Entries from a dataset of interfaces
##############################
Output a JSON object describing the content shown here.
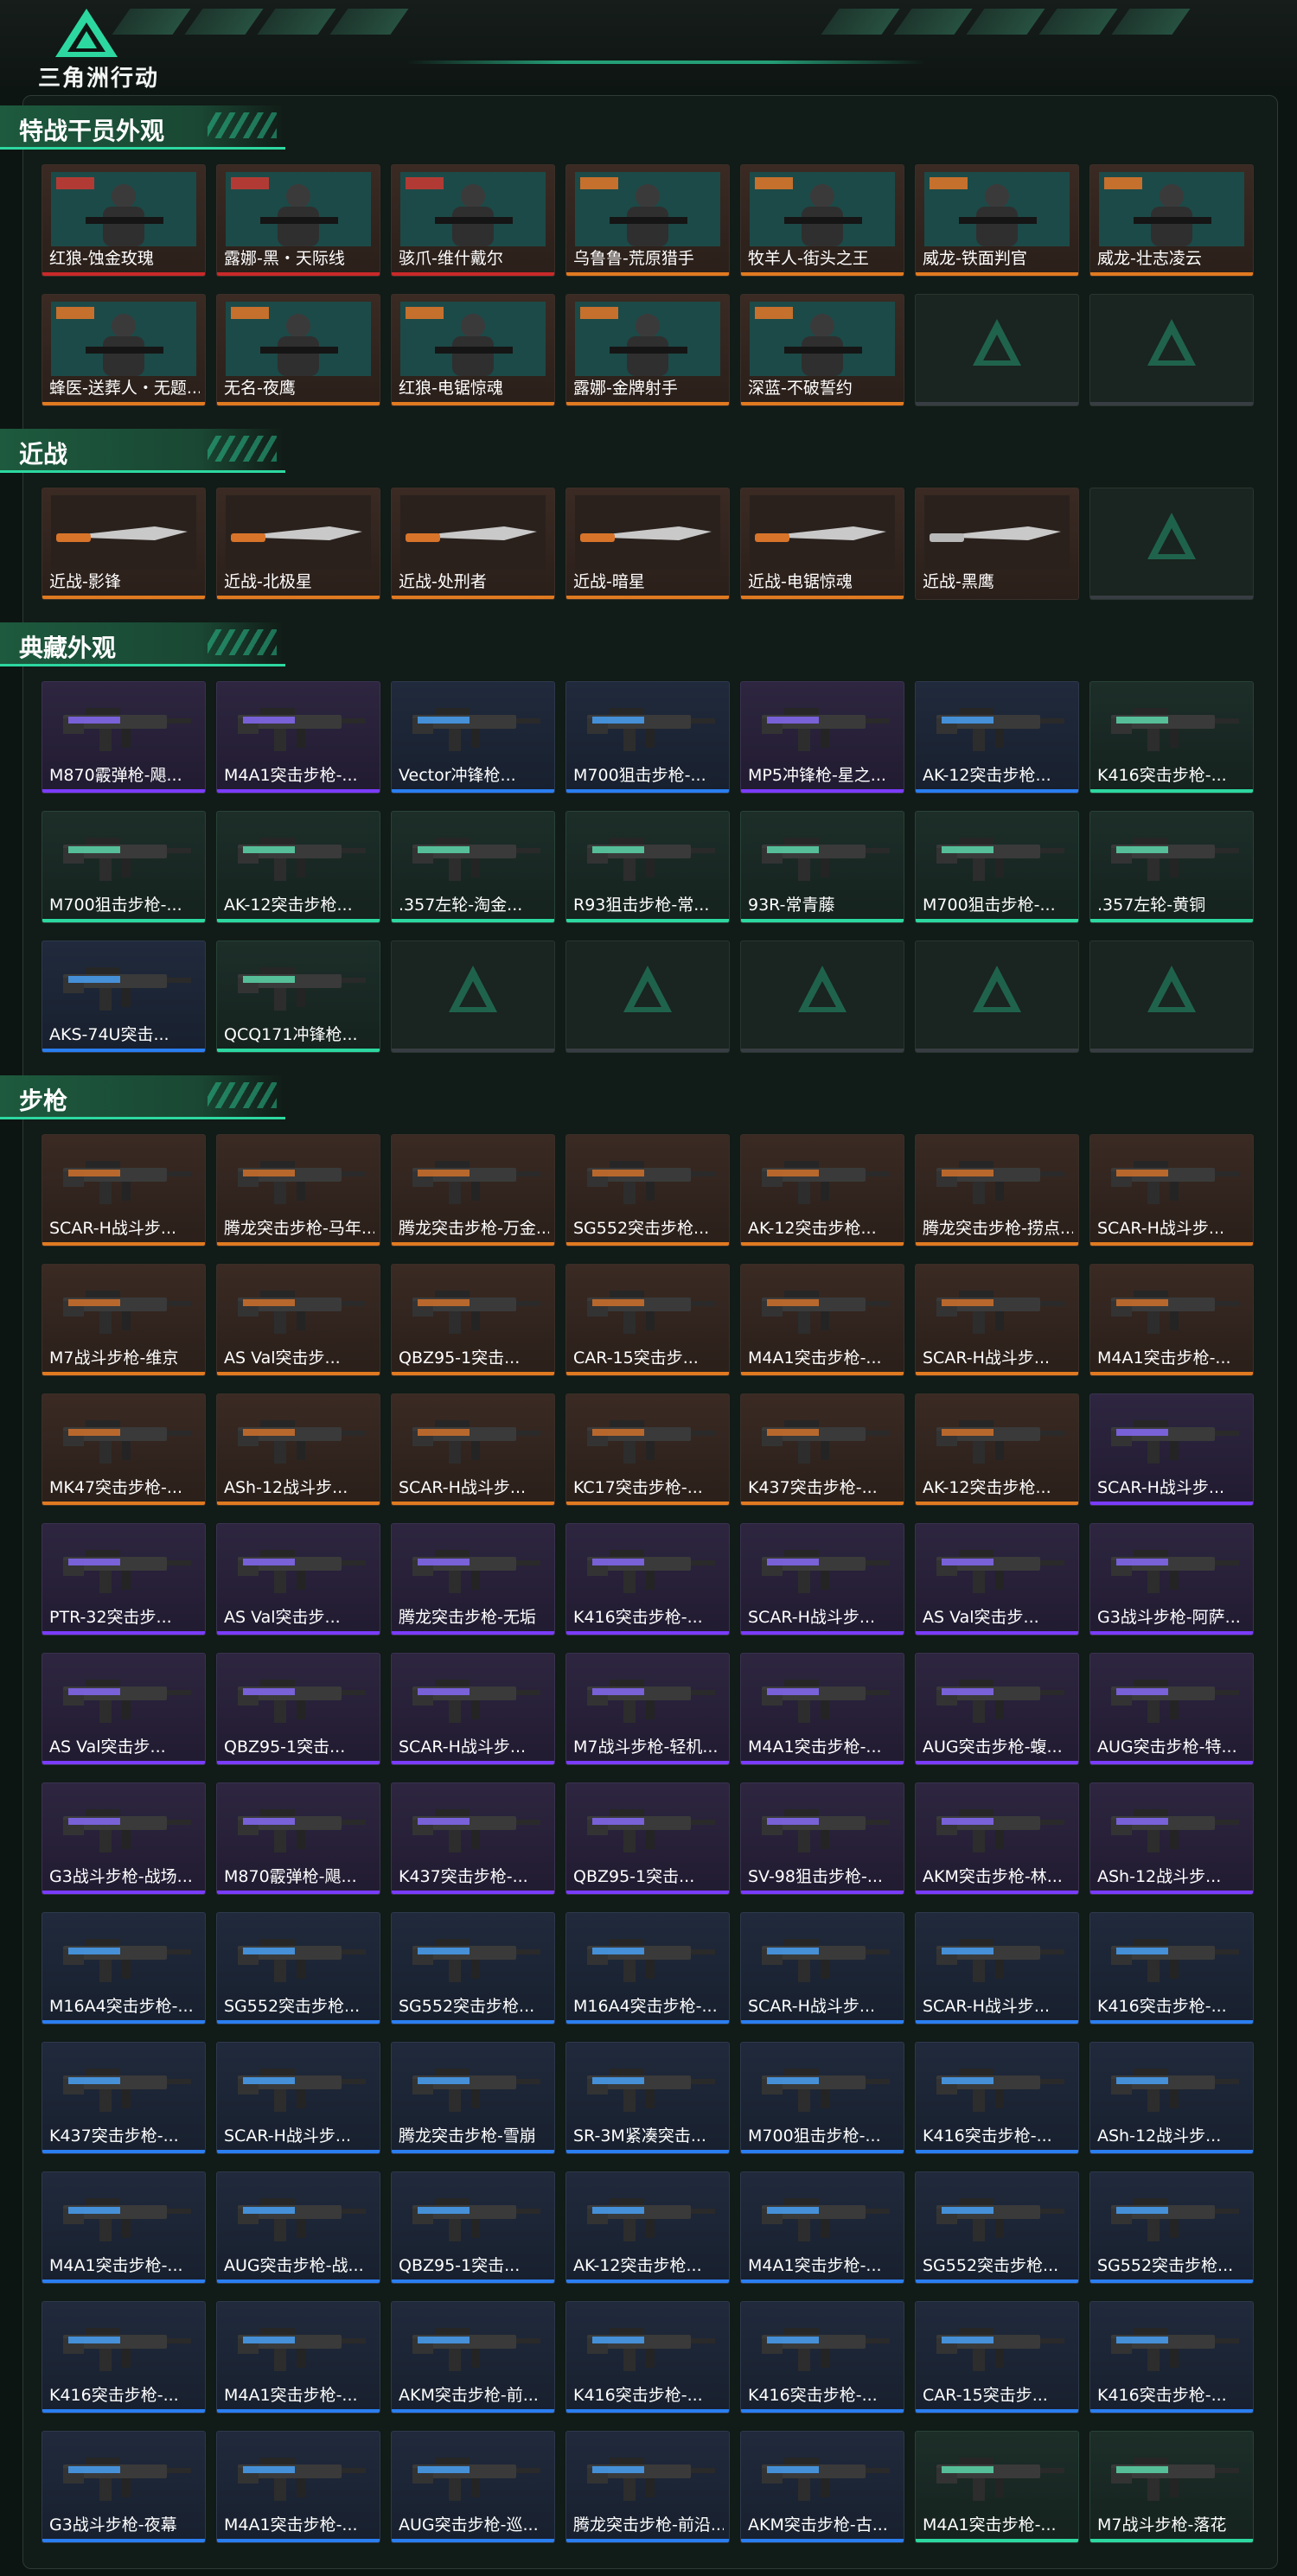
{
  "app": {
    "logo_text": "三角洲行动"
  },
  "sections": [
    {
      "title": "特战干员外观",
      "items": [
        {
          "name": "红狼-蚀金玫瑰",
          "rarity": "red",
          "kind": "operator"
        },
        {
          "name": "露娜-黑・天际线",
          "rarity": "red",
          "kind": "operator"
        },
        {
          "name": "骇爪-维什戴尔",
          "rarity": "red",
          "kind": "operator"
        },
        {
          "name": "乌鲁鲁-荒原猎手",
          "rarity": "orange",
          "kind": "operator"
        },
        {
          "name": "牧羊人-街头之王",
          "rarity": "orange",
          "kind": "operator"
        },
        {
          "name": "威龙-铁面判官",
          "rarity": "orange",
          "kind": "operator"
        },
        {
          "name": "威龙-壮志凌云",
          "rarity": "orange",
          "kind": "operator"
        },
        {
          "name": "蜂医-送葬人・无题...",
          "rarity": "orange",
          "kind": "operator"
        },
        {
          "name": "无名-夜鹰",
          "rarity": "orange",
          "kind": "operator"
        },
        {
          "name": "红狼-电锯惊魂",
          "rarity": "orange",
          "kind": "operator"
        },
        {
          "name": "露娜-金牌射手",
          "rarity": "orange",
          "kind": "operator"
        },
        {
          "name": "深蓝-不破誓约",
          "rarity": "orange",
          "kind": "operator"
        },
        {
          "name": "",
          "rarity": "empty"
        },
        {
          "name": "",
          "rarity": "empty"
        }
      ]
    },
    {
      "title": "近战",
      "items": [
        {
          "name": "近战-影锋",
          "rarity": "orange",
          "kind": "melee"
        },
        {
          "name": "近战-北极星",
          "rarity": "orange",
          "kind": "melee"
        },
        {
          "name": "近战-处刑者",
          "rarity": "orange",
          "kind": "melee"
        },
        {
          "name": "近战-暗星",
          "rarity": "orange",
          "kind": "melee"
        },
        {
          "name": "近战-电锯惊魂",
          "rarity": "orange",
          "kind": "melee"
        },
        {
          "name": "近战-黑鹰",
          "rarity": "gray",
          "kind": "melee"
        },
        {
          "name": "",
          "rarity": "empty"
        }
      ]
    },
    {
      "title": "典藏外观",
      "items": [
        {
          "name": "M870霰弹枪-飓...",
          "rarity": "purple",
          "kind": "gun"
        },
        {
          "name": "M4A1突击步枪-...",
          "rarity": "purple",
          "kind": "gun"
        },
        {
          "name": "Vector冲锋枪...",
          "rarity": "blue",
          "kind": "gun"
        },
        {
          "name": "M700狙击步枪-...",
          "rarity": "blue",
          "kind": "gun"
        },
        {
          "name": "MP5冲锋枪-星之...",
          "rarity": "purple",
          "kind": "gun"
        },
        {
          "name": "AK-12突击步枪...",
          "rarity": "blue",
          "kind": "gun"
        },
        {
          "name": "K416突击步枪-...",
          "rarity": "green",
          "kind": "gun"
        },
        {
          "name": "M700狙击步枪-...",
          "rarity": "green",
          "kind": "gun"
        },
        {
          "name": "AK-12突击步枪...",
          "rarity": "green",
          "kind": "gun"
        },
        {
          "name": ".357左轮-淘金...",
          "rarity": "green",
          "kind": "gun"
        },
        {
          "name": "R93狙击步枪-常...",
          "rarity": "green",
          "kind": "gun"
        },
        {
          "name": "93R-常青藤",
          "rarity": "green",
          "kind": "gun"
        },
        {
          "name": "M700狙击步枪-...",
          "rarity": "green",
          "kind": "gun"
        },
        {
          "name": ".357左轮-黄铜",
          "rarity": "green",
          "kind": "gun"
        },
        {
          "name": "AKS-74U突击...",
          "rarity": "blue",
          "kind": "gun"
        },
        {
          "name": "QCQ171冲锋枪...",
          "rarity": "green",
          "kind": "gun"
        },
        {
          "name": "",
          "rarity": "empty"
        },
        {
          "name": "",
          "rarity": "empty"
        },
        {
          "name": "",
          "rarity": "empty"
        },
        {
          "name": "",
          "rarity": "empty"
        },
        {
          "name": "",
          "rarity": "empty"
        }
      ]
    },
    {
      "title": "步枪",
      "items": [
        {
          "name": "SCAR-H战斗步...",
          "rarity": "orange",
          "kind": "gun"
        },
        {
          "name": "腾龙突击步枪-马年...",
          "rarity": "orange",
          "kind": "gun"
        },
        {
          "name": "腾龙突击步枪-万金...",
          "rarity": "orange",
          "kind": "gun"
        },
        {
          "name": "SG552突击步枪...",
          "rarity": "orange",
          "kind": "gun"
        },
        {
          "name": "AK-12突击步枪...",
          "rarity": "orange",
          "kind": "gun"
        },
        {
          "name": "腾龙突击步枪-捞点...",
          "rarity": "orange",
          "kind": "gun"
        },
        {
          "name": "SCAR-H战斗步...",
          "rarity": "orange",
          "kind": "gun"
        },
        {
          "name": "M7战斗步枪-维京",
          "rarity": "orange",
          "kind": "gun"
        },
        {
          "name": "AS Val突击步...",
          "rarity": "orange",
          "kind": "gun"
        },
        {
          "name": "QBZ95-1突击...",
          "rarity": "orange",
          "kind": "gun"
        },
        {
          "name": "CAR-15突击步...",
          "rarity": "orange",
          "kind": "gun"
        },
        {
          "name": "M4A1突击步枪-...",
          "rarity": "orange",
          "kind": "gun"
        },
        {
          "name": "SCAR-H战斗步...",
          "rarity": "orange",
          "kind": "gun"
        },
        {
          "name": "M4A1突击步枪-...",
          "rarity": "orange",
          "kind": "gun"
        },
        {
          "name": "MK47突击步枪-...",
          "rarity": "orange",
          "kind": "gun"
        },
        {
          "name": "ASh-12战斗步...",
          "rarity": "orange",
          "kind": "gun"
        },
        {
          "name": "SCAR-H战斗步...",
          "rarity": "orange",
          "kind": "gun"
        },
        {
          "name": "KC17突击步枪-...",
          "rarity": "orange",
          "kind": "gun"
        },
        {
          "name": "K437突击步枪-...",
          "rarity": "orange",
          "kind": "gun"
        },
        {
          "name": "AK-12突击步枪...",
          "rarity": "orange",
          "kind": "gun"
        },
        {
          "name": "SCAR-H战斗步...",
          "rarity": "purple",
          "kind": "gun"
        },
        {
          "name": "PTR-32突击步...",
          "rarity": "purple",
          "kind": "gun"
        },
        {
          "name": "AS Val突击步...",
          "rarity": "purple",
          "kind": "gun"
        },
        {
          "name": "腾龙突击步枪-无垢",
          "rarity": "purple",
          "kind": "gun"
        },
        {
          "name": "K416突击步枪-...",
          "rarity": "purple",
          "kind": "gun"
        },
        {
          "name": "SCAR-H战斗步...",
          "rarity": "purple",
          "kind": "gun"
        },
        {
          "name": "AS Val突击步...",
          "rarity": "purple",
          "kind": "gun"
        },
        {
          "name": "G3战斗步枪-阿萨...",
          "rarity": "purple",
          "kind": "gun"
        },
        {
          "name": "AS Val突击步...",
          "rarity": "purple",
          "kind": "gun"
        },
        {
          "name": "QBZ95-1突击...",
          "rarity": "purple",
          "kind": "gun"
        },
        {
          "name": "SCAR-H战斗步...",
          "rarity": "purple",
          "kind": "gun"
        },
        {
          "name": "M7战斗步枪-轻机...",
          "rarity": "purple",
          "kind": "gun"
        },
        {
          "name": "M4A1突击步枪-...",
          "rarity": "purple",
          "kind": "gun"
        },
        {
          "name": "AUG突击步枪-蝮...",
          "rarity": "purple",
          "kind": "gun"
        },
        {
          "name": "AUG突击步枪-特...",
          "rarity": "purple",
          "kind": "gun"
        },
        {
          "name": "G3战斗步枪-战场...",
          "rarity": "purple",
          "kind": "gun"
        },
        {
          "name": "M870霰弹枪-飓...",
          "rarity": "purple",
          "kind": "gun"
        },
        {
          "name": "K437突击步枪-...",
          "rarity": "purple",
          "kind": "gun"
        },
        {
          "name": "QBZ95-1突击...",
          "rarity": "purple",
          "kind": "gun"
        },
        {
          "name": "SV-98狙击步枪-...",
          "rarity": "purple",
          "kind": "gun"
        },
        {
          "name": "AKM突击步枪-林...",
          "rarity": "purple",
          "kind": "gun"
        },
        {
          "name": "ASh-12战斗步...",
          "rarity": "purple",
          "kind": "gun"
        },
        {
          "name": "M16A4突击步枪-...",
          "rarity": "blue",
          "kind": "gun"
        },
        {
          "name": "SG552突击步枪...",
          "rarity": "blue",
          "kind": "gun"
        },
        {
          "name": "SG552突击步枪...",
          "rarity": "blue",
          "kind": "gun"
        },
        {
          "name": "M16A4突击步枪-...",
          "rarity": "blue",
          "kind": "gun"
        },
        {
          "name": "SCAR-H战斗步...",
          "rarity": "blue",
          "kind": "gun"
        },
        {
          "name": "SCAR-H战斗步...",
          "rarity": "blue",
          "kind": "gun"
        },
        {
          "name": "K416突击步枪-...",
          "rarity": "blue",
          "kind": "gun"
        },
        {
          "name": "K437突击步枪-...",
          "rarity": "blue",
          "kind": "gun"
        },
        {
          "name": "SCAR-H战斗步...",
          "rarity": "blue",
          "kind": "gun"
        },
        {
          "name": "腾龙突击步枪-雪崩",
          "rarity": "blue",
          "kind": "gun"
        },
        {
          "name": "SR-3M紧凑突击...",
          "rarity": "blue",
          "kind": "gun"
        },
        {
          "name": "M700狙击步枪-...",
          "rarity": "blue",
          "kind": "gun"
        },
        {
          "name": "K416突击步枪-...",
          "rarity": "blue",
          "kind": "gun"
        },
        {
          "name": "ASh-12战斗步...",
          "rarity": "blue",
          "kind": "gun"
        },
        {
          "name": "M4A1突击步枪-...",
          "rarity": "blue",
          "kind": "gun"
        },
        {
          "name": "AUG突击步枪-战...",
          "rarity": "blue",
          "kind": "gun"
        },
        {
          "name": "QBZ95-1突击...",
          "rarity": "blue",
          "kind": "gun"
        },
        {
          "name": "AK-12突击步枪...",
          "rarity": "blue",
          "kind": "gun"
        },
        {
          "name": "M4A1突击步枪-...",
          "rarity": "blue",
          "kind": "gun"
        },
        {
          "name": "SG552突击步枪...",
          "rarity": "blue",
          "kind": "gun"
        },
        {
          "name": "SG552突击步枪...",
          "rarity": "blue",
          "kind": "gun"
        },
        {
          "name": "K416突击步枪-...",
          "rarity": "blue",
          "kind": "gun"
        },
        {
          "name": "M4A1突击步枪-...",
          "rarity": "blue",
          "kind": "gun"
        },
        {
          "name": "AKM突击步枪-前...",
          "rarity": "blue",
          "kind": "gun"
        },
        {
          "name": "K416突击步枪-...",
          "rarity": "blue",
          "kind": "gun"
        },
        {
          "name": "K416突击步枪-...",
          "rarity": "blue",
          "kind": "gun"
        },
        {
          "name": "CAR-15突击步...",
          "rarity": "blue",
          "kind": "gun"
        },
        {
          "name": "K416突击步枪-...",
          "rarity": "blue",
          "kind": "gun"
        },
        {
          "name": "G3战斗步枪-夜幕",
          "rarity": "blue",
          "kind": "gun"
        },
        {
          "name": "M4A1突击步枪-...",
          "rarity": "blue",
          "kind": "gun"
        },
        {
          "name": "AUG突击步枪-巡...",
          "rarity": "blue",
          "kind": "gun"
        },
        {
          "name": "腾龙突击步枪-前沿...",
          "rarity": "blue",
          "kind": "gun"
        },
        {
          "name": "AKM突击步枪-古...",
          "rarity": "blue",
          "kind": "gun"
        },
        {
          "name": "M4A1突击步枪-...",
          "rarity": "green",
          "kind": "gun"
        },
        {
          "name": "M7战斗步枪-落花",
          "rarity": "green",
          "kind": "gun"
        }
      ]
    }
  ]
}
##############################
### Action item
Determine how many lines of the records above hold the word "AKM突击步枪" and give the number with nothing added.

### Exercise result
3